Faizan Hashmi 2 months ago Wed 14th April 2021 | 01:00 AM
Tehran, (UrduPoint / Pakistan Point News - 14th Apr, 2021 ) :Iran has accused its nemesis Israel of sabotaging a nuclear enrichment facility purportedly hit by an explosion a day after President Hassan Rouhani inaugurated advanced uranium centrifuges.
What do we know about what happened early on Sunday at Natanz, the nerve centre of Iran's atomic programme?
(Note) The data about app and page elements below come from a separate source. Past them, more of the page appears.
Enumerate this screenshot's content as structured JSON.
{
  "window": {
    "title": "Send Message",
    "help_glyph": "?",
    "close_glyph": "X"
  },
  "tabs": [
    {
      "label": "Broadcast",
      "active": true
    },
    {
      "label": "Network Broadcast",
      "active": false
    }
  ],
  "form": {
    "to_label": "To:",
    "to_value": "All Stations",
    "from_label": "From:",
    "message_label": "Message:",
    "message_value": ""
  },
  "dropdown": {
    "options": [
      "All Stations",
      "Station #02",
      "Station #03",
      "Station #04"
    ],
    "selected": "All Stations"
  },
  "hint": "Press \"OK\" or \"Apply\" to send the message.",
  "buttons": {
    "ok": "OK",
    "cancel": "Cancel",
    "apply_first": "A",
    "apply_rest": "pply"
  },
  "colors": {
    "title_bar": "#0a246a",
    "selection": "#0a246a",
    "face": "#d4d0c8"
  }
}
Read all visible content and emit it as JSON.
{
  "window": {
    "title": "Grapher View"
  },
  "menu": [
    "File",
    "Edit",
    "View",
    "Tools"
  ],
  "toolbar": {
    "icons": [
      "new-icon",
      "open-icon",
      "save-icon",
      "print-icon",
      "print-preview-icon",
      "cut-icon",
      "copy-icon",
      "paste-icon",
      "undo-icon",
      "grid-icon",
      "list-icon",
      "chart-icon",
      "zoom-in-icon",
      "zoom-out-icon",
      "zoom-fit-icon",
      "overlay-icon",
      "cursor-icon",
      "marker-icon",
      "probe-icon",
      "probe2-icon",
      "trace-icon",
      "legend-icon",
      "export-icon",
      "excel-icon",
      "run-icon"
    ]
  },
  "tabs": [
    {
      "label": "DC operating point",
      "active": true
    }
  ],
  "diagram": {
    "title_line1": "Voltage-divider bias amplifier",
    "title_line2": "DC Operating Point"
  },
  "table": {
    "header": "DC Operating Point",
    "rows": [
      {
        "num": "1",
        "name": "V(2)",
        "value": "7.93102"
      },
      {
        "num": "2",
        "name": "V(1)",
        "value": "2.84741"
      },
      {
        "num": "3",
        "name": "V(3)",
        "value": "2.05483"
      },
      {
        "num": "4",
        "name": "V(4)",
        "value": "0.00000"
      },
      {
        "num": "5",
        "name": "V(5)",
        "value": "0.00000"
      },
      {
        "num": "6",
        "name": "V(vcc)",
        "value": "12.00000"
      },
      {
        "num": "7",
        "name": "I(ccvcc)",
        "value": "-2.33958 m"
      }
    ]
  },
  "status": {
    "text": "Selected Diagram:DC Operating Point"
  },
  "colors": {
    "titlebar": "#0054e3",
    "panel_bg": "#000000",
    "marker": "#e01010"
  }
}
And is dialogue scheduled to resume in Vienna aimed at salvaging the 2015 nuclear agreement between Iran and world powers still viable? - What happened? - Ascertaining this is fraught with pitfalls, not least when Iranian authorities have at times offered contradictory narratives, having initially described Sunday's incident as an "accident".
The "sabotage occurred in a duct of power cables leading to the centrifuge machines which caused damage to this system", government spokesman Ali Rabiei said Tuesday.
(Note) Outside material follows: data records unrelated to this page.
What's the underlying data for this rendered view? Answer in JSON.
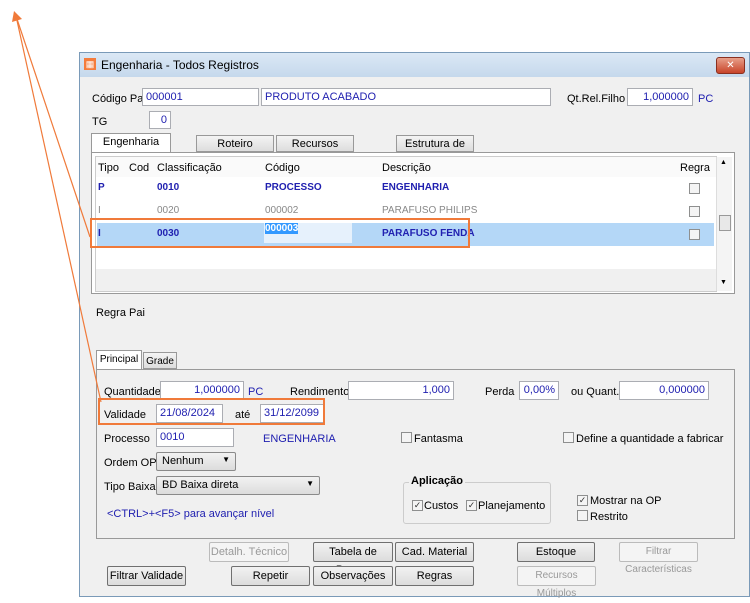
{
  "window": {
    "title": "Engenharia - Todos Registros",
    "close": "✕"
  },
  "header": {
    "codigo_pai_label": "Código Pai",
    "codigo_pai": "000001",
    "descricao": "PRODUTO ACABADO",
    "qt_rel_label": "Qt.Rel.Filho",
    "qt_rel": "1,000000",
    "qt_unit": "PC",
    "tg_label": "TG",
    "tg": "0"
  },
  "tabs": [
    "Engenharia",
    "Roteiro",
    "Recursos",
    "Estrutura de Produto"
  ],
  "grid": {
    "columns": [
      "Tipo",
      "Cod",
      "Classificação",
      "Código",
      "Descrição",
      "Regra"
    ],
    "rows": [
      {
        "tipo": "P",
        "cod": "",
        "classificacao": "0010",
        "codigo": "PROCESSO",
        "descricao": "ENGENHARIA",
        "regra": false
      },
      {
        "tipo": "I",
        "cod": "",
        "classificacao": "0020",
        "codigo": "000002",
        "descricao": "PARAFUSO PHILIPS",
        "regra": false
      },
      {
        "tipo": "I",
        "cod": "",
        "classificacao": "0030",
        "codigo": "000003",
        "descricao": "PARAFUSO FENDA",
        "regra": false
      }
    ]
  },
  "regra_pai_label": "Regra Pai",
  "subtabs": [
    "Principal",
    "Grade"
  ],
  "form": {
    "quantidade_label": "Quantidade",
    "quantidade": "1,000000",
    "quantidade_unit": "PC",
    "rendimento_label": "Rendimento",
    "rendimento": "1,000",
    "perda_label": "Perda",
    "perda": "0,00%",
    "ou_quant_label": "ou Quant.",
    "ou_quant": "0,000000",
    "validade_label": "Validade",
    "validade_de": "21/08/2024",
    "ate_label": "até",
    "validade_ate": "31/12/2099",
    "processo_label": "Processo",
    "processo": "0010",
    "processo_desc": "ENGENHARIA",
    "fantasma_label": "Fantasma",
    "define_label": "Define a quantidade a fabricar",
    "ordem_op_label": "Ordem OP",
    "ordem_op": "Nenhum",
    "tipo_baixa_label": "Tipo Baixa",
    "tipo_baixa": "BD Baixa direta",
    "hint": "<CTRL>+<F5> para avançar nível",
    "aplicacao_label": "Aplicação",
    "custos_label": "Custos",
    "planejamento_label": "Planejamento",
    "mostrar_label": "Mostrar na OP",
    "restrito_label": "Restrito"
  },
  "buttons": {
    "detalh": "Detalh. Técnico",
    "tabela": "Tabela de Preços",
    "cad_material": "Cad. Material",
    "estoque": "Estoque",
    "filtrar_carac": "Filtrar Características",
    "filtrar_validade": "Filtrar Validade",
    "repetir": "Repetir",
    "observacoes": "Observações",
    "regras": "Regras",
    "recursos_multiplos": "Recursos Múltiplos"
  },
  "colors": {
    "annotation": "#f07a3a",
    "selection": "#b4d7f7",
    "value_text": "#2020b0"
  }
}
"This was not an external attack and the location of the sabotage has been clearly determined," he added.
The paper said an explosion had "completely destroyed" the power system that fed the site's "underground centrifuges".
Washington denied any involvement.
It capped uranium enrichment -- measured by the presence of fissile isotope Uranium-235 -- at 3.67 percent.
It also limited the number of so-called first-generation centrifuges, the only type permitted.
But Iran has been producing uranium enriched up to 20 percent since January, adding to earlier steps away from its commitments in response to the US in 2018 pulling out of the deal and reimposing biting sanctions.
Alongside the new centrifuges themselves, Rouhani had on Saturday inaugurated a new centrifuge assembly factory at Natanz.
But early in the evening, Iran announced that it would begin to enrich uranium to 60 percent.
Eric Brewer, a senior fellow at Washington's Center for Strategic and International Studies, noted on Twitter that the 60-percent target was "a significant... step" towards further shortening Iran's breakout timeline.
Indeed, it would quickly allow Iran to reach the 90-percent threshold needed for military purposes, even if it has repeatedly insisted it does not seek an atomic bomb.
For Brewer, enriching to 60 percent "is... unlikely to have the intended effect of forcing the US to accept Iran's demands.
"So, buckle up" for a bumpy diplomatic ride, he forecast.
On Monday, Marc Finaud, head of Arms Proliferation at the Geneva Centre for Security Policy, said events at Natanz represented "not only sabotage of centrifuges," but a "sabotage of diplomacy".